About this task => Of the lines below, report only those that contain "주식회사".

——————

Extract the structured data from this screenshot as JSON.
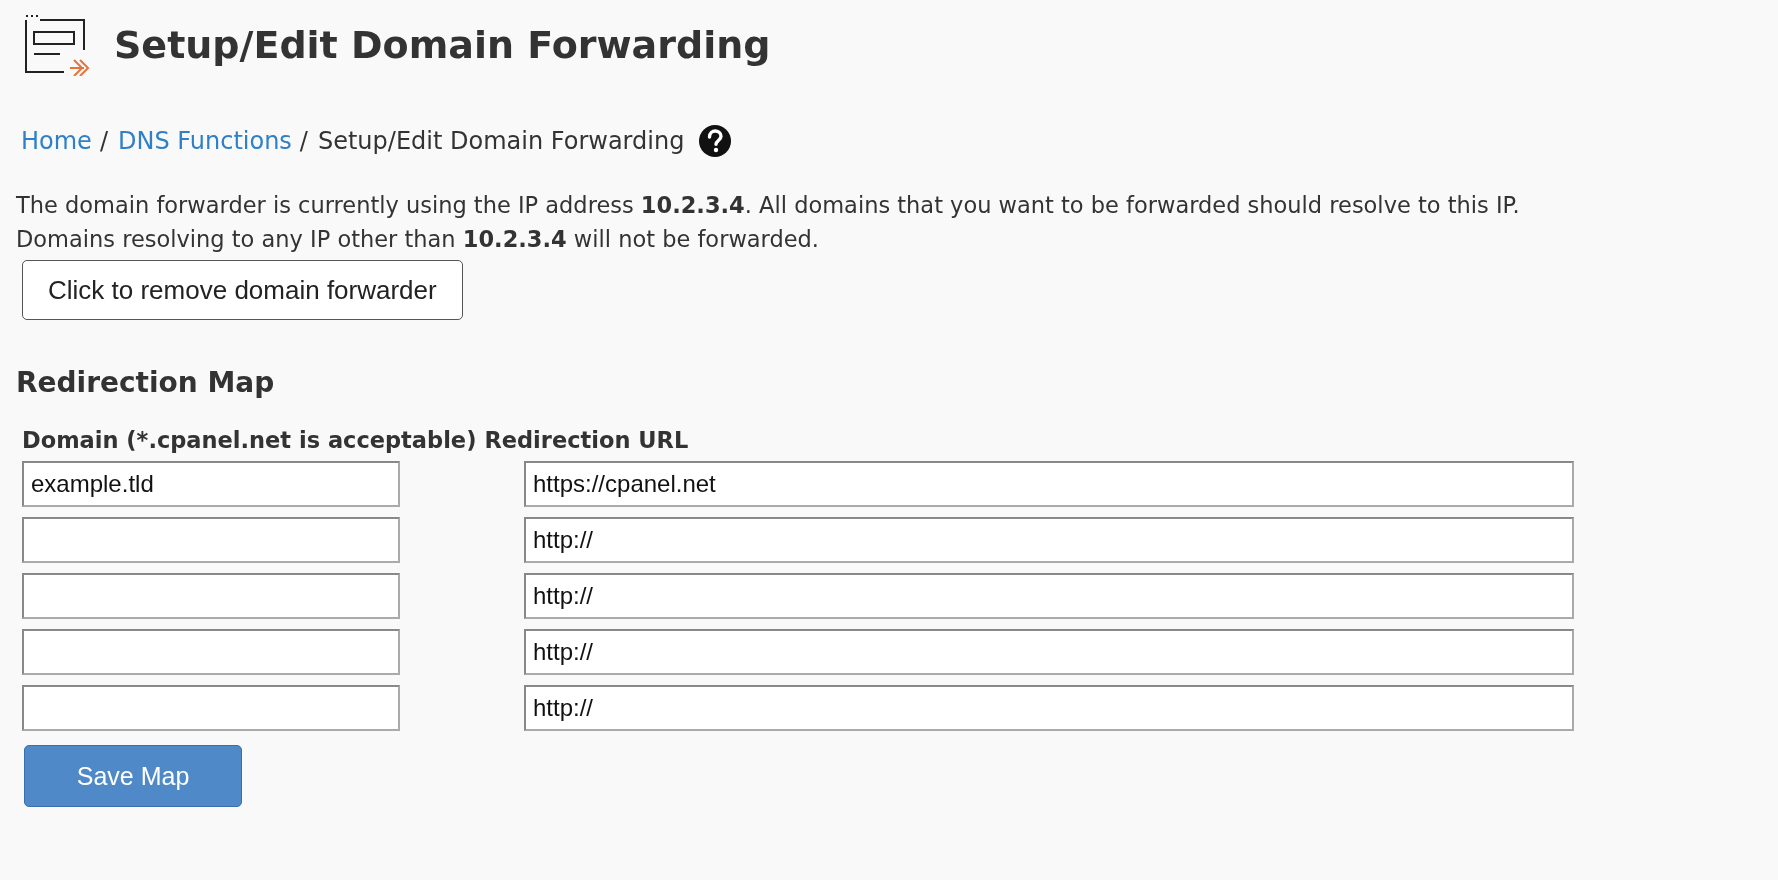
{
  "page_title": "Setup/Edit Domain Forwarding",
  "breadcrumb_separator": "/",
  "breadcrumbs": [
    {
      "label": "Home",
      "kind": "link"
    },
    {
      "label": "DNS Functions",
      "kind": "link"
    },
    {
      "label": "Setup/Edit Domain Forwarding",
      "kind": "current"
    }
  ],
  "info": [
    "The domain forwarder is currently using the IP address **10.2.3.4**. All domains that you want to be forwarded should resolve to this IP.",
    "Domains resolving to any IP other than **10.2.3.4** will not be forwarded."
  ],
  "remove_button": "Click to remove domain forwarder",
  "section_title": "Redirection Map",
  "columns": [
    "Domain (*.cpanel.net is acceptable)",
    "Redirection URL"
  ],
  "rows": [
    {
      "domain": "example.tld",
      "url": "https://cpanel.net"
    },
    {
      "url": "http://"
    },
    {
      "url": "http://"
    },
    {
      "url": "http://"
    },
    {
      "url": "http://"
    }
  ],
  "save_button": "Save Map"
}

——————

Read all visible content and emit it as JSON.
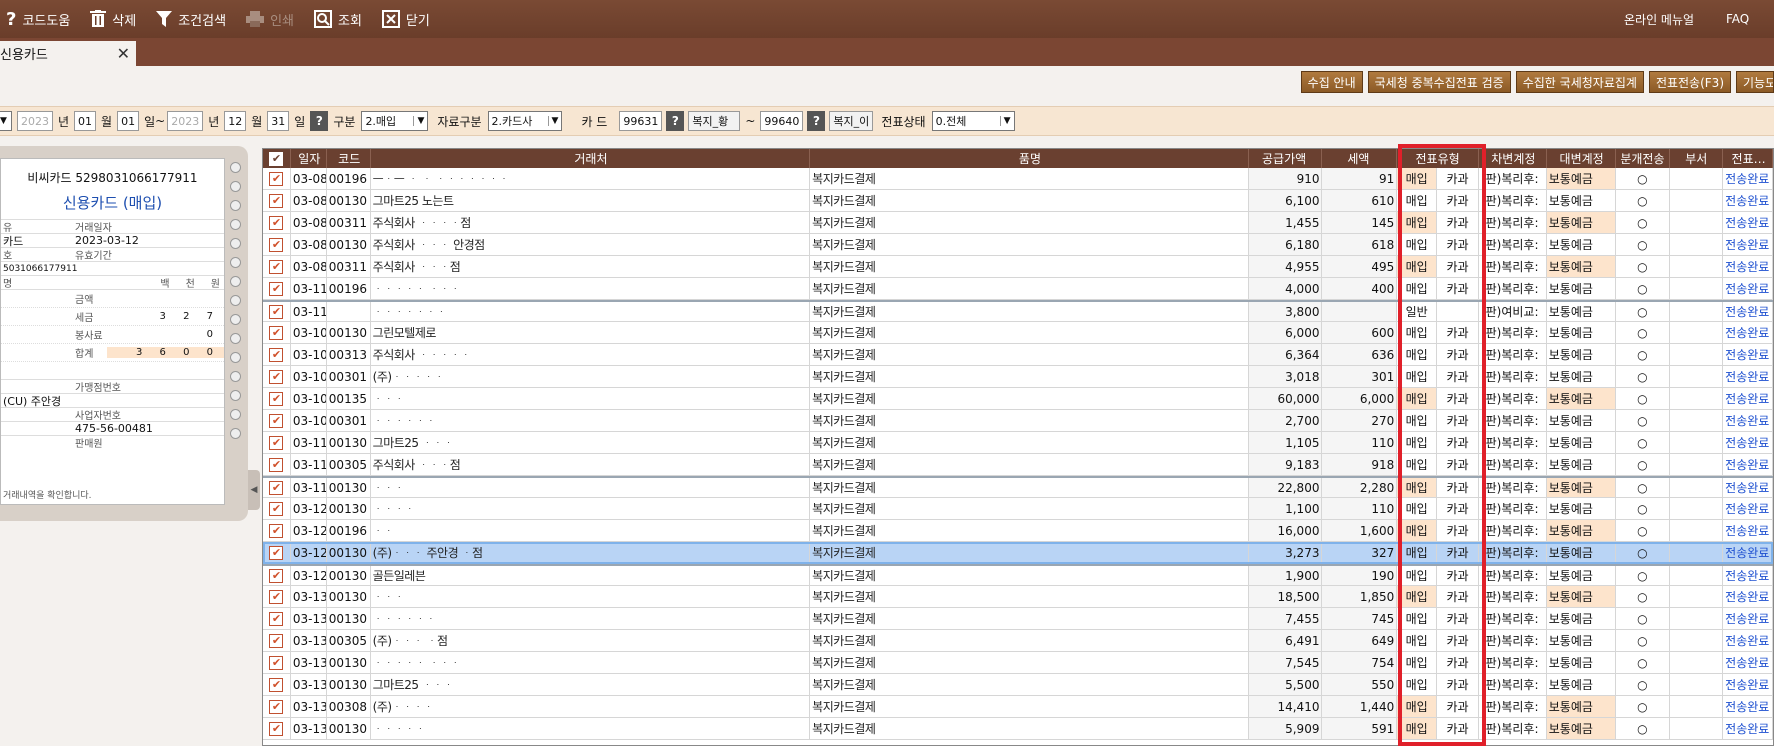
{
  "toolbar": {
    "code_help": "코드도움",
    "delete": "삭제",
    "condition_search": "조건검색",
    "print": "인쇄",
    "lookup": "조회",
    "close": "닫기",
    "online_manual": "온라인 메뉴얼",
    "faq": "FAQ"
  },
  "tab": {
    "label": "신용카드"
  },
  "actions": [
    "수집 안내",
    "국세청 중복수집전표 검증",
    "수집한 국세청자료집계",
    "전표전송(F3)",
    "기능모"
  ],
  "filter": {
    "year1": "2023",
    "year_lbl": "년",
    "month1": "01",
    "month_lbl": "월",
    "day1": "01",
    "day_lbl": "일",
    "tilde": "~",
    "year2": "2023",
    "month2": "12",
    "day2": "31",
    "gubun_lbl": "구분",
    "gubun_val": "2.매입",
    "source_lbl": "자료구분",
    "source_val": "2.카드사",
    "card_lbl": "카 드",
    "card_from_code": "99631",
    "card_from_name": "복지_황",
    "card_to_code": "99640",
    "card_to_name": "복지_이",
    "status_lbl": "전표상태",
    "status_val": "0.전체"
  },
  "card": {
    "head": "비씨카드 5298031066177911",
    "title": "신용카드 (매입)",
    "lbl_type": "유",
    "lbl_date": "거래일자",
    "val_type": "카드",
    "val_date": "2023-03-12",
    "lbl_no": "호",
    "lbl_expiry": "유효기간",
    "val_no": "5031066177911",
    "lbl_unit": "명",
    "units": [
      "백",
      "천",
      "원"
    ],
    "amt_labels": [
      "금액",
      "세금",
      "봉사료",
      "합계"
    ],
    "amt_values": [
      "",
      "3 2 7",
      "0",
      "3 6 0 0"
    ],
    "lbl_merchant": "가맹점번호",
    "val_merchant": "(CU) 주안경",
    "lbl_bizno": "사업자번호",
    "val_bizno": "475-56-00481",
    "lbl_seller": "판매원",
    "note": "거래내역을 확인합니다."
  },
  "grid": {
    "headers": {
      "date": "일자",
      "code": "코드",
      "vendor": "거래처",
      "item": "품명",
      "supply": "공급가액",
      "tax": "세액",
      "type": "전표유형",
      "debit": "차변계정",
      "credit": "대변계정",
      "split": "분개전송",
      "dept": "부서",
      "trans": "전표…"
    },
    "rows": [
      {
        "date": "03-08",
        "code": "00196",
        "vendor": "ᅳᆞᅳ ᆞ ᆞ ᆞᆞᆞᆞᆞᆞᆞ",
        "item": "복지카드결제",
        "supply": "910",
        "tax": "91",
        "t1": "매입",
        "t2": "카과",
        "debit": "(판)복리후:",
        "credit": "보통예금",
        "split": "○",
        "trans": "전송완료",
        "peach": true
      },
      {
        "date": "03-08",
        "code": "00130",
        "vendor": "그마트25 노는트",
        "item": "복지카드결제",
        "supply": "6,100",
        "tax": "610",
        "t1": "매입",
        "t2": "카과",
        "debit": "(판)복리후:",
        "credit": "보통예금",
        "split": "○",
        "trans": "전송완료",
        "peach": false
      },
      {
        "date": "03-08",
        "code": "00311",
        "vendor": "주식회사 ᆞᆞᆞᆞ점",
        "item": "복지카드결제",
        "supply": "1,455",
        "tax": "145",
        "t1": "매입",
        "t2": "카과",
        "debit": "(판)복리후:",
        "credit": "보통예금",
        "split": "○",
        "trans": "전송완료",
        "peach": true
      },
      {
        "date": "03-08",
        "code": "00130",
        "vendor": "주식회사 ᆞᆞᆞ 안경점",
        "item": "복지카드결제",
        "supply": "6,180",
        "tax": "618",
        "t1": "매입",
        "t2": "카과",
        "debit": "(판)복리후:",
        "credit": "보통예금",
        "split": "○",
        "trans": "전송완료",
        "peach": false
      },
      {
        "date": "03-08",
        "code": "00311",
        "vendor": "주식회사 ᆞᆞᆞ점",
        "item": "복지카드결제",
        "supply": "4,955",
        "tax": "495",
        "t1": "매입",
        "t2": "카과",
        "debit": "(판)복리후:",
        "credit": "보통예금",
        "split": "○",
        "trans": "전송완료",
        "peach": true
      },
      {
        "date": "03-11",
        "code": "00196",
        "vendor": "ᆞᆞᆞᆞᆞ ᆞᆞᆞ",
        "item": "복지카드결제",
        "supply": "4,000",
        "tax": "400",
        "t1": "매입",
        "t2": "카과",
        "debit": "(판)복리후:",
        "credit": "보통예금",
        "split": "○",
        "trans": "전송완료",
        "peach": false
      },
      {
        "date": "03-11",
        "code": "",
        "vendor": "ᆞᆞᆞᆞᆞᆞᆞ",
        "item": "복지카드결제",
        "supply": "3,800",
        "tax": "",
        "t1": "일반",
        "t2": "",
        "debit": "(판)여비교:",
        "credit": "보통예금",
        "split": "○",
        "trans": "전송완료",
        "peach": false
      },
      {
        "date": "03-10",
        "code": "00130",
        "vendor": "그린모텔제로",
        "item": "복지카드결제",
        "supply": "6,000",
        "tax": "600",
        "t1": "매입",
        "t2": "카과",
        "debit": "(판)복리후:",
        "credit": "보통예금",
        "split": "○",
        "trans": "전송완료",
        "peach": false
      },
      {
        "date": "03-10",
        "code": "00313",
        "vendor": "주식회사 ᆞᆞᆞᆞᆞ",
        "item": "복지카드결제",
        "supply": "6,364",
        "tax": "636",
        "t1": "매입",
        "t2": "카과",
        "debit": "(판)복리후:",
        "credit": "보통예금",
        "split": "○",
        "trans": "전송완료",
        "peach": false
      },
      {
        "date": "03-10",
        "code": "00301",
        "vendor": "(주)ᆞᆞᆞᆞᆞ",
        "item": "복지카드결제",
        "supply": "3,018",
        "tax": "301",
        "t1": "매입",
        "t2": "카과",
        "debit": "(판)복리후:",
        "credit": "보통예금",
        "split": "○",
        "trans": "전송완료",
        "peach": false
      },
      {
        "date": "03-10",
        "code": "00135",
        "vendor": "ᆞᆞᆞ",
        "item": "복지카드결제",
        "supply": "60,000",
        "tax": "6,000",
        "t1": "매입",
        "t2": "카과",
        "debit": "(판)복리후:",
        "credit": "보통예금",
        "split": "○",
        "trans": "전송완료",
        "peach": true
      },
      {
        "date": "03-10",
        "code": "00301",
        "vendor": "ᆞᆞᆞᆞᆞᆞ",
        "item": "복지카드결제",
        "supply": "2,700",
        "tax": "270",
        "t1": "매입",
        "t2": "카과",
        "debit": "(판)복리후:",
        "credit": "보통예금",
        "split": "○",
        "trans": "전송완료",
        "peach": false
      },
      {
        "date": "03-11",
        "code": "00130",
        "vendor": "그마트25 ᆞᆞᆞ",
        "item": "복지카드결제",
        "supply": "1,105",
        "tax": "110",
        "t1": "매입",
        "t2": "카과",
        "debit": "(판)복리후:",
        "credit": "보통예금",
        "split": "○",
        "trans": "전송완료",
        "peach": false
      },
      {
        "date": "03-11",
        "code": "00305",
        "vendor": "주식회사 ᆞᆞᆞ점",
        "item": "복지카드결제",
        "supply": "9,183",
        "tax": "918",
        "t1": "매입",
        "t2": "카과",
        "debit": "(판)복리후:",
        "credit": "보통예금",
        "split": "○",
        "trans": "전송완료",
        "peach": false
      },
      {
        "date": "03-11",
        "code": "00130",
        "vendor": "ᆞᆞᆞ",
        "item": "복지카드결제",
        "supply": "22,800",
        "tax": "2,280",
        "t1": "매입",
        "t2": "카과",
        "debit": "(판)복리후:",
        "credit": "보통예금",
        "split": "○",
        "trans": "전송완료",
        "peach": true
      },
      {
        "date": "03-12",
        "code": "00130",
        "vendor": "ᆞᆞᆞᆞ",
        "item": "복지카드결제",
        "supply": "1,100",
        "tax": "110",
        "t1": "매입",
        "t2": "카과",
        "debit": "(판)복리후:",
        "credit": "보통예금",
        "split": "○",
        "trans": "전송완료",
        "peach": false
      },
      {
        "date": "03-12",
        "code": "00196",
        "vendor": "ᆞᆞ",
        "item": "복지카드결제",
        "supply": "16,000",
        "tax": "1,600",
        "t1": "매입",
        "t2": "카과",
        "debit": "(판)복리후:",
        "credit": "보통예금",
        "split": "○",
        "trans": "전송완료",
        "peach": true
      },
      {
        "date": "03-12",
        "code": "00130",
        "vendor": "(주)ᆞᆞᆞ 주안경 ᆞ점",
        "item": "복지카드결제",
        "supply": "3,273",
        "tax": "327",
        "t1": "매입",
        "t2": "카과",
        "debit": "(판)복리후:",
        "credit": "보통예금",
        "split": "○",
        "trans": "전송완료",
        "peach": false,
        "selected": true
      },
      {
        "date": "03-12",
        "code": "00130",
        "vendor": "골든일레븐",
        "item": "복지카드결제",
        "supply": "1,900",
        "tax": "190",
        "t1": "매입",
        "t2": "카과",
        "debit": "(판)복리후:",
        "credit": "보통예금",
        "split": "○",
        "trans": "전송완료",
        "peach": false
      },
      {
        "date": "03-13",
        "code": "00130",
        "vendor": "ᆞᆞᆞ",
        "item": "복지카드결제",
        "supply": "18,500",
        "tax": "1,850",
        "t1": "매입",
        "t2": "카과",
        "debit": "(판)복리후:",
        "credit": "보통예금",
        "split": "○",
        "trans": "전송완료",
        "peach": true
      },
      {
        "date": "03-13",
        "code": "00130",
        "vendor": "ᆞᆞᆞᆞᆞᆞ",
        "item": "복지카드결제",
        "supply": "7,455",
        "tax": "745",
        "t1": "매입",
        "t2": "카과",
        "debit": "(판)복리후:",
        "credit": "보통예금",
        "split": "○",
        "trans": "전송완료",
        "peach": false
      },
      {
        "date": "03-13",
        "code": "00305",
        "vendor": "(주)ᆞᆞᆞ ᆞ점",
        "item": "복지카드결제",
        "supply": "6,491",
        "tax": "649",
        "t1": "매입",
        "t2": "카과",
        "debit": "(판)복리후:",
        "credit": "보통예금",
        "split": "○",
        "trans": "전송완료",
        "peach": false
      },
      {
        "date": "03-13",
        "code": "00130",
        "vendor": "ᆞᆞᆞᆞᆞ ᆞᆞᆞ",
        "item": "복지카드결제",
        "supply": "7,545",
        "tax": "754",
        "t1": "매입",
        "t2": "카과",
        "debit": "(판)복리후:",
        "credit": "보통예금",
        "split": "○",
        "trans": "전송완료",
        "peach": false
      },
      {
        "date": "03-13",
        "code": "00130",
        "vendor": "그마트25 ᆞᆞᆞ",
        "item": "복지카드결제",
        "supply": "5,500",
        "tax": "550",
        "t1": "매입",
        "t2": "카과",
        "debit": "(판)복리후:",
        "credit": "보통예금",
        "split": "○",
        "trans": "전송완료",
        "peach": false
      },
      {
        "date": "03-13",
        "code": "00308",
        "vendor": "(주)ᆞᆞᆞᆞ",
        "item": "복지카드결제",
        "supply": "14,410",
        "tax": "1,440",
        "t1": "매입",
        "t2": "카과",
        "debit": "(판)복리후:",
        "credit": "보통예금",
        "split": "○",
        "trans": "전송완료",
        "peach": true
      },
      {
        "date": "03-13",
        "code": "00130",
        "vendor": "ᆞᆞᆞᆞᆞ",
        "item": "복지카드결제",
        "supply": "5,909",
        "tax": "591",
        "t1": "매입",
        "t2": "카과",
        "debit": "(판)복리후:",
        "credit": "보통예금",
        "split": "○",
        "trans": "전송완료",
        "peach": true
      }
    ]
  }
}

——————

Output of the exercise =>
        "vendor": "주식회사 ᆞᆞᆞᆞ점",
        "vendor": "주식회사 ᆞᆞᆞ 안경점",
        "vendor": "주식회사 ᆞᆞᆞ점",
        "vendor": "주식회사 ᆞᆞᆞᆞᆞ",
        "vendor": "주식회사 ᆞᆞᆞ점",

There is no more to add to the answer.